About two weeks ago, the chief investment officer of Guggenheim Partners wondered aloud, via Twitter, (hether the market's optimism about stocks was misplaced: "If there were ever a moment to harvest gains and reduce risk, it is August 2018. And if it turns out not to be the moment, I don't think you are giving up much upside," Minerd wrote.
With one full week remaining, the Dow Jones Industrial Average has gained 1.5% in August, the S&P 500 index is up 2.1%, and the Nasdaq Composite Index has advanced about 3.6%.
To be sure, those gains could be swiftly eradicated, particularly during a low-volume stretch in the market that is easily influenced by the vagaries of headlines on tariffs, White House drama and other perceived maladies that are buffeting regions of the globe. That said, the recent advances appear to be nothing to turn one's nose up at.
At its current pace, stock benchmarks are poised to produce the best August returns - -a notably volatile month -- in four years.
On top of that, the S&P 500 on Friday booked its first record close since Jan. 26 and the Nasdaq Composite and small-capitalization Russell 2000 index joined the broad-market benchmark at all-time highs.
What's more, the Dow Jones Transportation Average is 1.3% short of its all-time peak hit on Aug. 21, while the Dow is 3.1% shy of its Jan. 26 record top, which ought to provide some comfort to Dow theorists who believe that the tandem moves of Wall Street's oldest gauges can provide bullish and bearish clues about the market's outlook.
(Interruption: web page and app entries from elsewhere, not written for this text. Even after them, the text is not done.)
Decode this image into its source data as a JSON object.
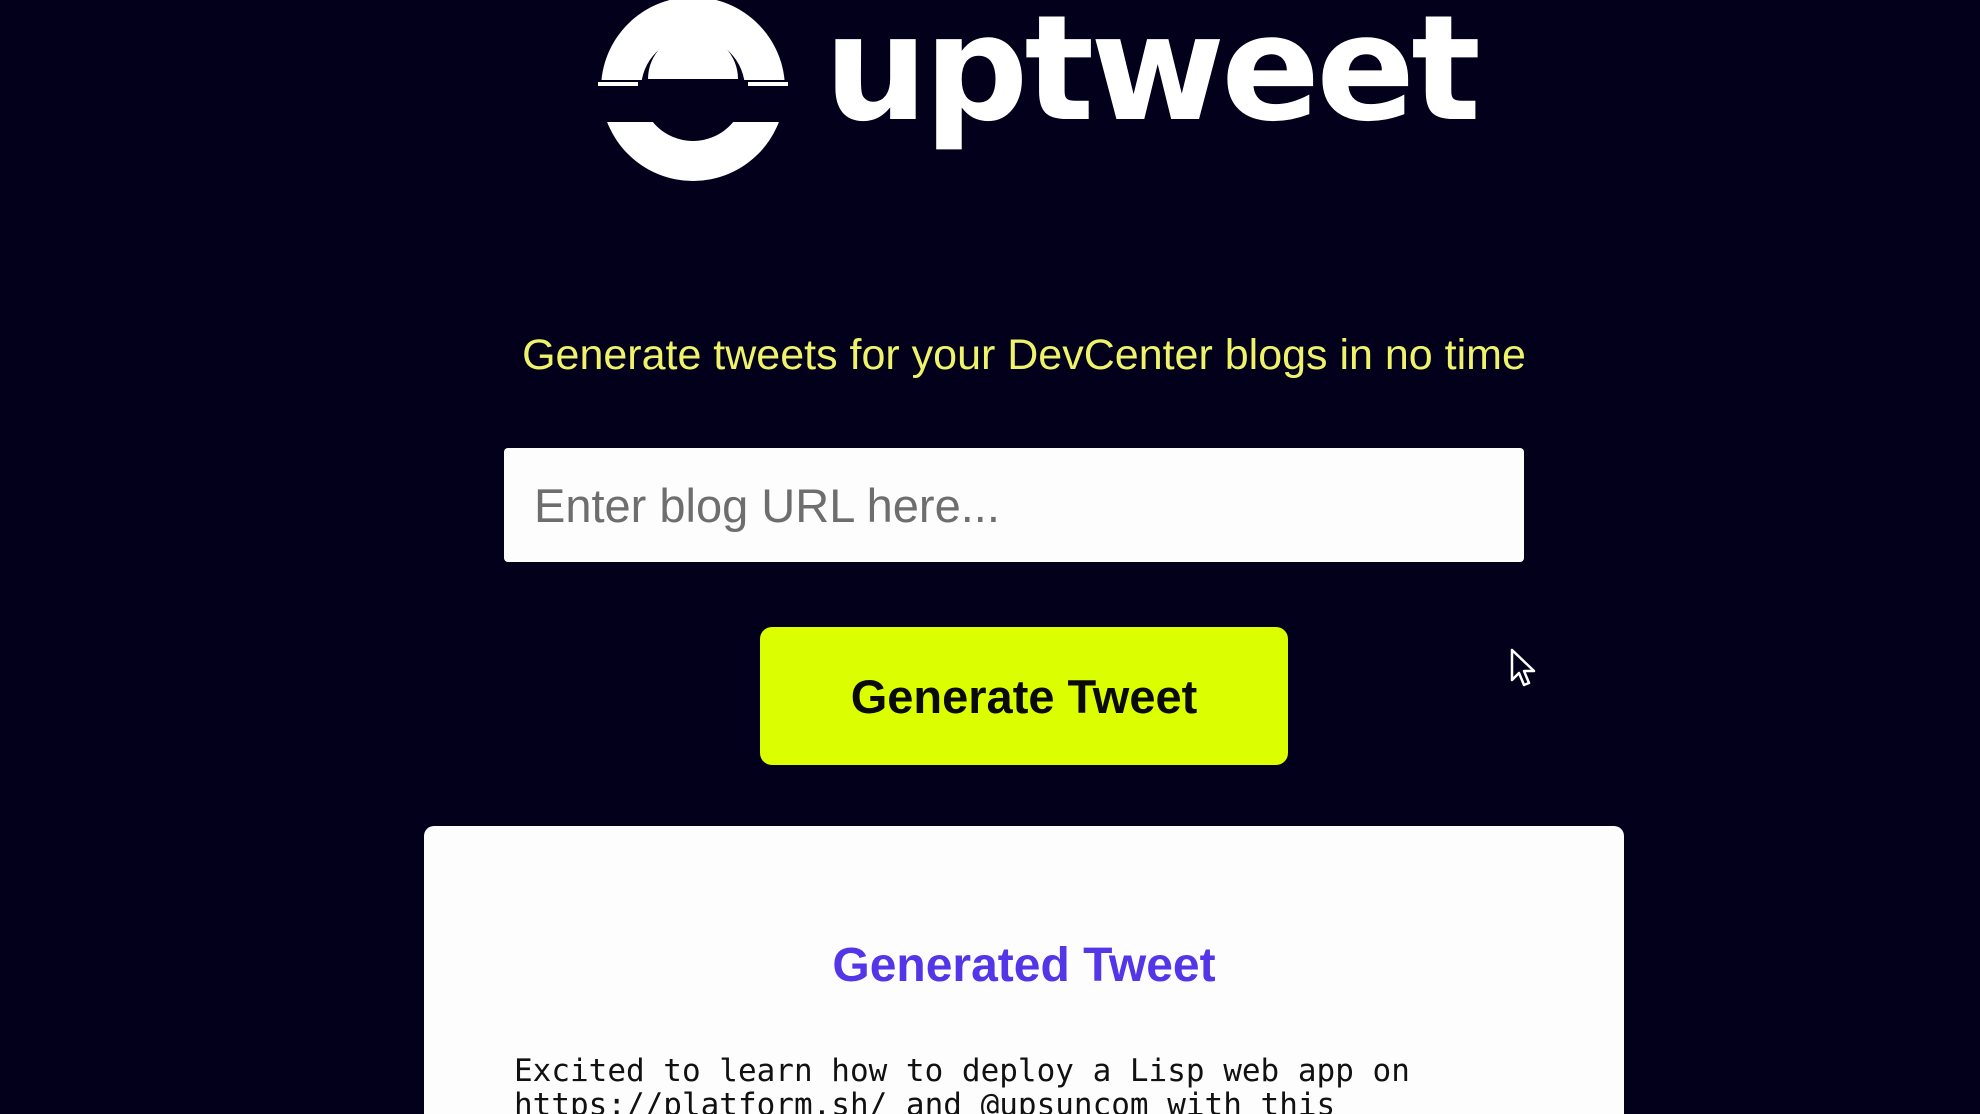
{
  "brand": {
    "name": "uptweet",
    "colors": {
      "background": "#02001a",
      "accent": "#dcff00",
      "tagline": "#eef36a",
      "card_title": "#5236e8",
      "logo": "#ffffff"
    }
  },
  "hero": {
    "tagline": "Generate tweets for your DevCenter blogs in no time"
  },
  "form": {
    "url_placeholder": "Enter blog URL here...",
    "url_value": "",
    "submit_label": "Generate Tweet"
  },
  "result": {
    "title": "Generated Tweet",
    "text": "Excited to learn how to deploy a Lisp web app on https://platform.sh/ and @upsuncom with this"
  },
  "icons": {
    "logo": "uptweet-logo-icon",
    "cursor": "mouse-pointer-icon"
  }
}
Sectors that had underperformed at the start of August picked up steam in the month, with consumer discretionary (XLY) among the best performers among the S&P 500's 11 sectors so far this month, along with telecommunications, information technology and health-care stocks also rising.
All that winning for the market has come just days after the bull market in stocks, by one measure, became the longest on record.
Global stock divergence
Against that backdrop, investors have recently been calling out a divergence between U.S. stock performance and that of the rest of the world.
Year to date, "the U.S. is up $1.897 trillion, as foreign markets are down $1.523 trillion," wrote Howard Silverblatt, senior analyst at S&P Dow Jones Indices in a Saturday research note.
How the market squares that circle will determine whether Minerd's forecast is accurate. Poor performance in the rest of the world can eventually wash up on U.S. shores. That is a point that has come into greater focus amid concerns about the Turkish lira's plunge and amid worries about Italy's economy.
Uneasiness about weakening economic performance abroad, midterm elections, trade negotiations between the U.S. and China, and concerns that the differential between the rates of short-term and long-term Treasury debt, specifically the 2-year Treasury and the 10-year Treasury notes, known as the yield curve, could presage an economic slowdown, have persisted.
Dallas Fed President Rob Kaplan, speaking at the Jackson Hole, Wyoming, symposium of central bankers on Thursday, said the yield curve is telling him that the market has "sluggish"expectations for longer-term growth even though the economy is growing at its best pace in years.
"The shape of the curve tells me that the medium-term outlook is a little bit more sluggish than the short-run economic indicators would suggest," Kaplan said.
Other market participants agree.
"The 10-year US Treasury yield is indicating some fear among investors," wrote Kristina Hooper, chief global market strategist at Invesco at the start of the week.
Meanwhile, the accuracy of Minerd's prediction for August may be of less importance than his warning about investors being too complacent amid so many swirling variables that could deliver a sudden and lasting blow to the market.
Thus far, however, it is the current bull market that has proven lasting and durable.
What key data are ahead?